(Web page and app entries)
++++++++

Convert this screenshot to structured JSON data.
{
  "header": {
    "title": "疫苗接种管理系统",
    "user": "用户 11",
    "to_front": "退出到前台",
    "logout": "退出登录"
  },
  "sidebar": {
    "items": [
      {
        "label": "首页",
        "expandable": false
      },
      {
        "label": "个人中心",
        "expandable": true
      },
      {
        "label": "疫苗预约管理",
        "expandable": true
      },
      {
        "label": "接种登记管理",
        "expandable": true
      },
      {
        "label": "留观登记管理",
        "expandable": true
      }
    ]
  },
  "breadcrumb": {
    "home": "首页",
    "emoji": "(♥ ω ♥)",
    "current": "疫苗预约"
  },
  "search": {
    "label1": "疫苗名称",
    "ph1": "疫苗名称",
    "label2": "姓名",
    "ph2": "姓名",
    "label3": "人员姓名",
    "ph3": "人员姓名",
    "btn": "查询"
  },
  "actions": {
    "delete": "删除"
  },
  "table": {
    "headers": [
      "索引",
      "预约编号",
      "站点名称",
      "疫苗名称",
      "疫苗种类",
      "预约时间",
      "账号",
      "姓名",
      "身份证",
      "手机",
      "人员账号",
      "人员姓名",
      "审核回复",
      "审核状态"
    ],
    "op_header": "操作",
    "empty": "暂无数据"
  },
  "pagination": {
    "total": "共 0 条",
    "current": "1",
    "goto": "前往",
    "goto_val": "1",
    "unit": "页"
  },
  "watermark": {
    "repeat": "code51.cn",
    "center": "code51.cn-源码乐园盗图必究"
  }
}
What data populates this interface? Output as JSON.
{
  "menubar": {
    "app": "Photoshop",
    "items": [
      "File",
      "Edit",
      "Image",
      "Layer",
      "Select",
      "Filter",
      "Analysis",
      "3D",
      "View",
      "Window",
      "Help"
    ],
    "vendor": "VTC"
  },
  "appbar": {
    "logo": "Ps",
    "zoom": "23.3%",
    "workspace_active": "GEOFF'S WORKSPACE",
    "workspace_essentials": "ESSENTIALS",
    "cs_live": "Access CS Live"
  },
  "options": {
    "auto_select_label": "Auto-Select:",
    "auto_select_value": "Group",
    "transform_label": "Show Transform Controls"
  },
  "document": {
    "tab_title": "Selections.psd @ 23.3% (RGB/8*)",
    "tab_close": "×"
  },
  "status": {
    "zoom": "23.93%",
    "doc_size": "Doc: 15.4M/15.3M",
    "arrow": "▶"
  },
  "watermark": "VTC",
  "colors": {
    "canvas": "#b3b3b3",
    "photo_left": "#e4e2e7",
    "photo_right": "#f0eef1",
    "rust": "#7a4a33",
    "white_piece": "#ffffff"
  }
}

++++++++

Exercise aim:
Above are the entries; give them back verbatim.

Answer below:
Convert this screenshot to structured JSON data.
{
  "header": {
    "title": "疫苗接种管理系统",
    "user": "用户 11",
    "to_front": "退出到前台",
    "logout": "退出登录"
  },
  "sidebar": {
    "items": [
      {
        "label": "首页",
        "expandable": false
      },
      {
        "label": "个人中心",
        "expandable": true
      },
      {
        "label": "疫苗预约管理",
        "expandable": true
      },
      {
        "label": "接种登记管理",
        "expandable": true
      },
      {
        "label": "留观登记管理",
        "expandable": true
      }
    ]
  },
  "breadcrumb": {
    "home": "首页",
    "emoji": "(♥ ω ♥)",
    "current": "疫苗预约"
  },
  "search": {
    "label1": "疫苗名称",
    "ph1": "疫苗名称",
    "label2": "姓名",
    "ph2": "姓名",
    "label3": "人员姓名",
    "ph3": "人员姓名",
    "btn": "查询"
  },
  "actions": {
    "delete": "删除"
  },
  "table": {
    "headers": [
      "索引",
      "预约编号",
      "站点名称",
      "疫苗名称",
      "疫苗种类",
      "预约时间",
      "账号",
      "姓名",
      "身份证",
      "手机",
      "人员账号",
      "人员姓名",
      "审核回复",
      "审核状态"
    ],
    "op_header": "操作",
    "empty": "暂无数据"
  },
  "pagination": {
    "total": "共 0 条",
    "current": "1",
    "goto": "前往",
    "goto_val": "1",
    "unit": "页"
  },
  "watermark": {
    "repeat": "code51.cn",
    "center": "code51.cn-源码乐园盗图必究"
  }
}
What data populates this interface? Output as JSON.
{
  "menubar": {
    "app": "Photoshop",
    "items": [
      "File",
      "Edit",
      "Image",
      "Layer",
      "Select",
      "Filter",
      "Analysis",
      "3D",
      "View",
      "Window",
      "Help"
    ],
    "vendor": "VTC"
  },
  "appbar": {
    "logo": "Ps",
    "zoom": "23.3%",
    "workspace_active": "GEOFF'S WORKSPACE",
    "workspace_essentials": "ESSENTIALS",
    "cs_live": "Access CS Live"
  },
  "options": {
    "auto_select_label": "Auto-Select:",
    "auto_select_value": "Group",
    "transform_label": "Show Transform Controls"
  },
  "document": {
    "tab_title": "Selections.psd @ 23.3% (RGB/8*)",
    "tab_close": "×"
  },
  "status": {
    "zoom": "23.93%",
    "doc_size": "Doc: 15.4M/15.3M",
    "arrow": "▶"
  },
  "watermark": "VTC",
  "colors": {
    "canvas": "#b3b3b3",
    "photo_left": "#e4e2e7",
    "photo_right": "#f0eef1",
    "rust": "#7a4a33",
    "white_piece": "#ffffff"
  }
}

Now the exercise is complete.